- Medicare has coverage restrictions for this drug such as quantity limits.
- Trulicity is a Tier 3 on the Medicare drug formulary.
97% of plans will cover the costs of Restasis.
- Quantity limits are a coverage restriction for this drug.
- Restasis is a Tier 3 drug, according to Medicare.
Only 76% of Part D/Advantage Plans will cover costs of Repatha.
- Coverage restrictions for Repatha are prior authorization and quantity limits.
- This drug is a Tier 5 – non-preferred brand-name drug.
All Medicare Part D and Medicare Advantage Plans will cover the cost of Revlimid.
- Coverage restrictions include prior authorization and quantity limits.
- Revlimid is a Tier 5 prescription.
The majority (95%) of Medicare Part D and Advantage Plans cover this drug.
- The stage of coverage you have will determine your copayment
- Restrictions on coverage include quantity limits.
- Victoza is commonly listed as a Tier 3 drug.
Generally, no, Medicare Part D doesn’t cover the costs of this drug.
- This drug can be quite expensive when paying out-of-pocket.
No, Medicare Part D will not cover Vancomycin; this drug can also be quite expensive without healthcare coverage.
Yes, 100% of Medicare Part D plans cover Valium.
- Your specific plan and its coverage will determine your copayment amount.
- Coverage restrictions are quantity limits as well as prior authorization.
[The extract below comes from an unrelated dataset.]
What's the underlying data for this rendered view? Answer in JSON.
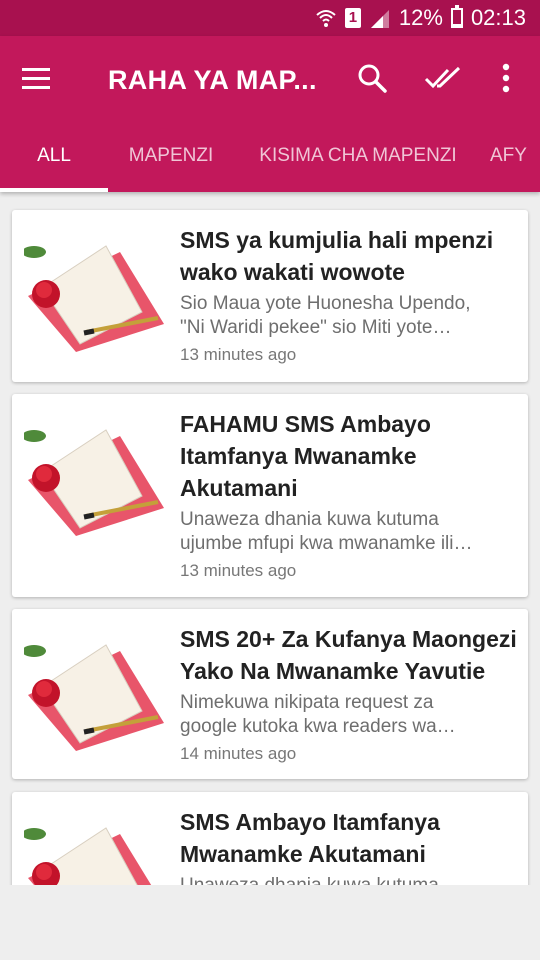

79% of Part D plans will cover this drug.
- The coverage stage you’re in will determine the amount you pay.
- Although Vagifem has no prior restrictions, it typically falls under the Tier 2 drug list.
Medicare Part D covers Xarelta; however, coverage and costs vary between Medicare Part D plans.
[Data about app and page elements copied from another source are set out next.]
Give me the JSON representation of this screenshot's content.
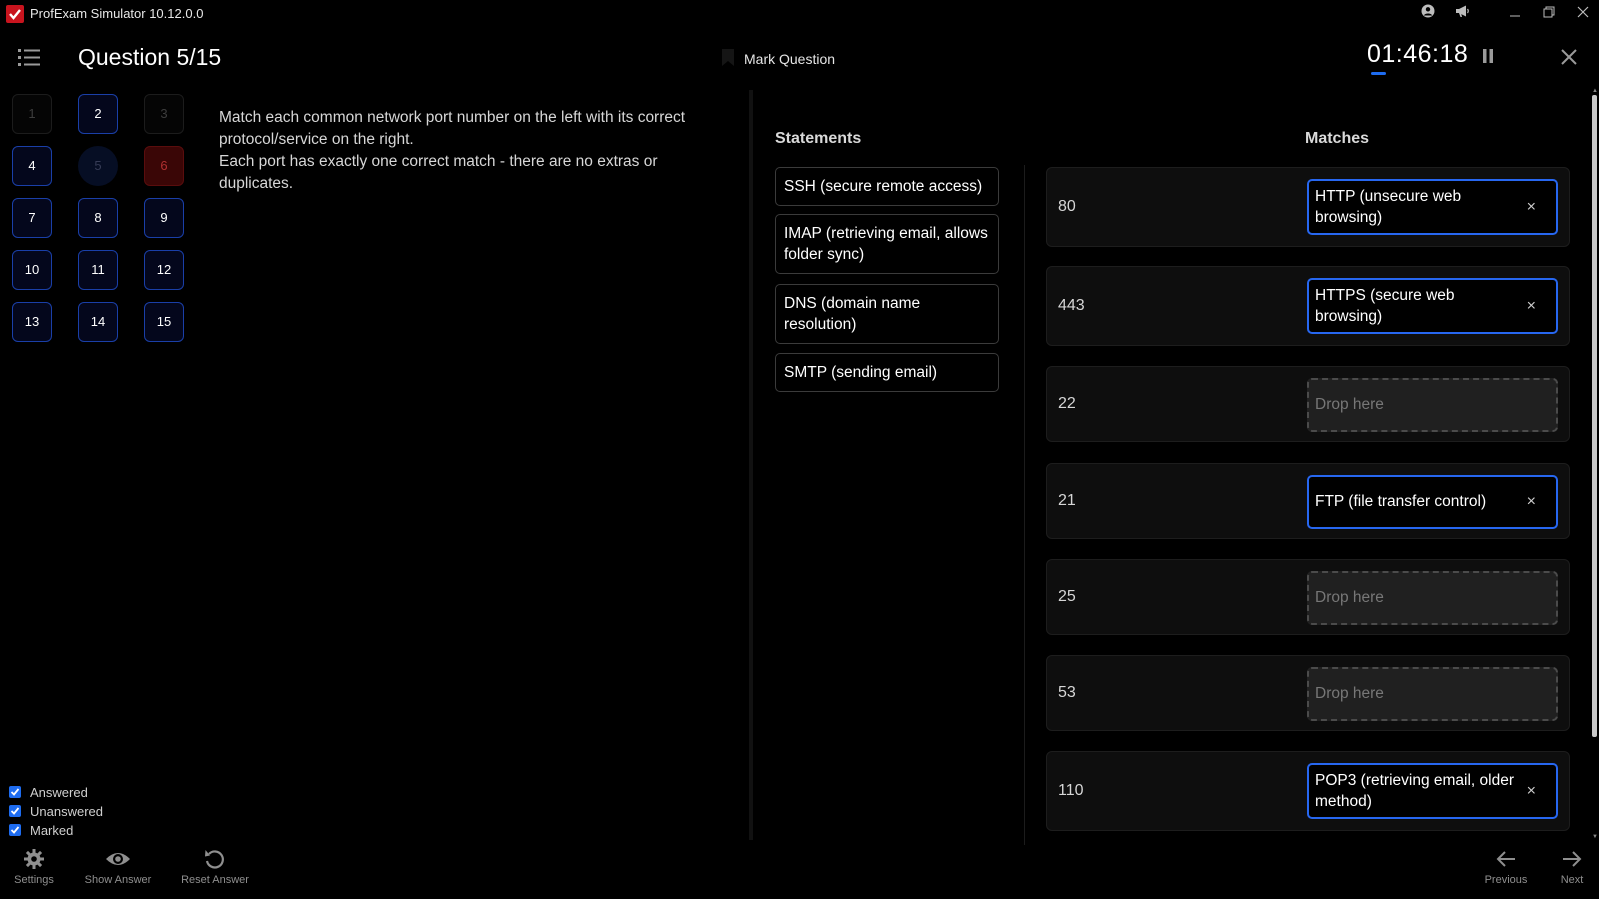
{
  "app": {
    "title": "ProfExam Simulator 10.12.0.0",
    "accent_color": "#1e6cf0",
    "brand_color": "#c8141e",
    "window_icons": [
      "user-icon",
      "megaphone-icon",
      "minimize-icon",
      "restore-icon",
      "close-icon"
    ]
  },
  "header": {
    "question_title": "Question 5/15",
    "mark_label": "Mark Question",
    "timer": "01:46:18"
  },
  "question_grid": [
    {
      "label": "1",
      "state": "unanswered"
    },
    {
      "label": "2",
      "state": "answered"
    },
    {
      "label": "3",
      "state": "unanswered"
    },
    {
      "label": "4",
      "state": "answered"
    },
    {
      "label": "5",
      "state": "current"
    },
    {
      "label": "6",
      "state": "marked"
    },
    {
      "label": "7",
      "state": "answered"
    },
    {
      "label": "8",
      "state": "answered"
    },
    {
      "label": "9",
      "state": "answered"
    },
    {
      "label": "10",
      "state": "answered"
    },
    {
      "label": "11",
      "state": "answered"
    },
    {
      "label": "12",
      "state": "answered"
    },
    {
      "label": "13",
      "state": "answered"
    },
    {
      "label": "14",
      "state": "answered"
    },
    {
      "label": "15",
      "state": "answered"
    }
  ],
  "question": {
    "line1": "Match each common network port number on the left with its correct protocol/service on the right.",
    "line2": "Each port has exactly one correct match - there are no extras or duplicates."
  },
  "statements_heading": "Statements",
  "matches_heading": "Matches",
  "statements": [
    "SSH (secure remote access)",
    "IMAP (retrieving email, allows folder sync)",
    "DNS (domain name resolution)",
    "SMTP (sending email)"
  ],
  "matches": [
    {
      "port": "80",
      "answer": "HTTP (unsecure web browsing)",
      "placeholder": ""
    },
    {
      "port": "443",
      "answer": "HTTPS (secure web browsing)",
      "placeholder": ""
    },
    {
      "port": "22",
      "answer": "",
      "placeholder": "Drop here"
    },
    {
      "port": "21",
      "answer": "FTP (file transfer control)",
      "placeholder": ""
    },
    {
      "port": "25",
      "answer": "",
      "placeholder": "Drop here"
    },
    {
      "port": "53",
      "answer": "",
      "placeholder": "Drop here"
    },
    {
      "port": "110",
      "answer": "POP3 (retrieving email, older method)",
      "placeholder": ""
    }
  ],
  "remove_glyph": "×",
  "filters": {
    "answered": "Answered",
    "unanswered": "Unanswered",
    "marked": "Marked"
  },
  "toolbar": {
    "settings": "Settings",
    "show_answer": "Show Answer",
    "reset_answer": "Reset Answer",
    "previous": "Previous",
    "next": "Next"
  }
}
- Out-of-pocket costs like deductibles, copayments, and coinsurance for Part A and Part B services may still be your responsibility even if you have Medicare Part D drug coverage.
90% of Medicare Part D plans cover Xifaxan.
- Coverage restrictions for this drug include prior authorization and quantity limits.
- Xifaxan is a Tier 5 drug.
Generally, no Medicare Part D will not cover Xeloda.
- The payment cost of this drug will depend on other healthcare coverage, or coupons you find that may apply to the cost of Xeloda.
For the most part, yes. Most Medicare Plans cover Xanax.
- Coverage restrictions are the limits on the quantity of the drug in an allotted time frame.
Coverage of Xiidra will depend on details of your specific drug coverage plan; only 31% of Medicare Part D and Advantage Plans cover Xiidra.
- Xiidra is a Tier 4 drug, and coverage restrictions will include quantity limits as well as prior authorization.
For the most part, yes. 74% of Part D and Advantage plans will cover this drug.
- Xelijanz is a Tier 5 drug, restrictions on coverage include both prior authorization and quantity limits.
Yes, Medicare Part D will cover Xtandi.
- The amount of coverage will vary from plan to plan.
Although Medicare Part D covers Xarelto, the costs will vary within plans.
- You may still be responsible for out-of-pocket costs like deductibles, copayments or coinsurance for your Medicare Parts A and B services.
Generally, Medicare Part D will not cover Zytiga.
- The cost of this drug can be quite expensive, ask your doctor about different options for this drug.
This is an alternative to Ambien, and yes, Medicare Part D (96% of) plans will cover the cost of this drug.
- Like Ambien, Medicare Plans have some restrictions on coverage for this drug such as quantity limits and prior authorization.
- Zolpidem is a Tier 2 drug.
To compare drug plans in your area and see what medications those plans cover, check out the Part D plan finder tool. We can walk you through the application process and answer any questions. Give us a call, or compare rates for Medicare Supplement plans using our comparison tool here.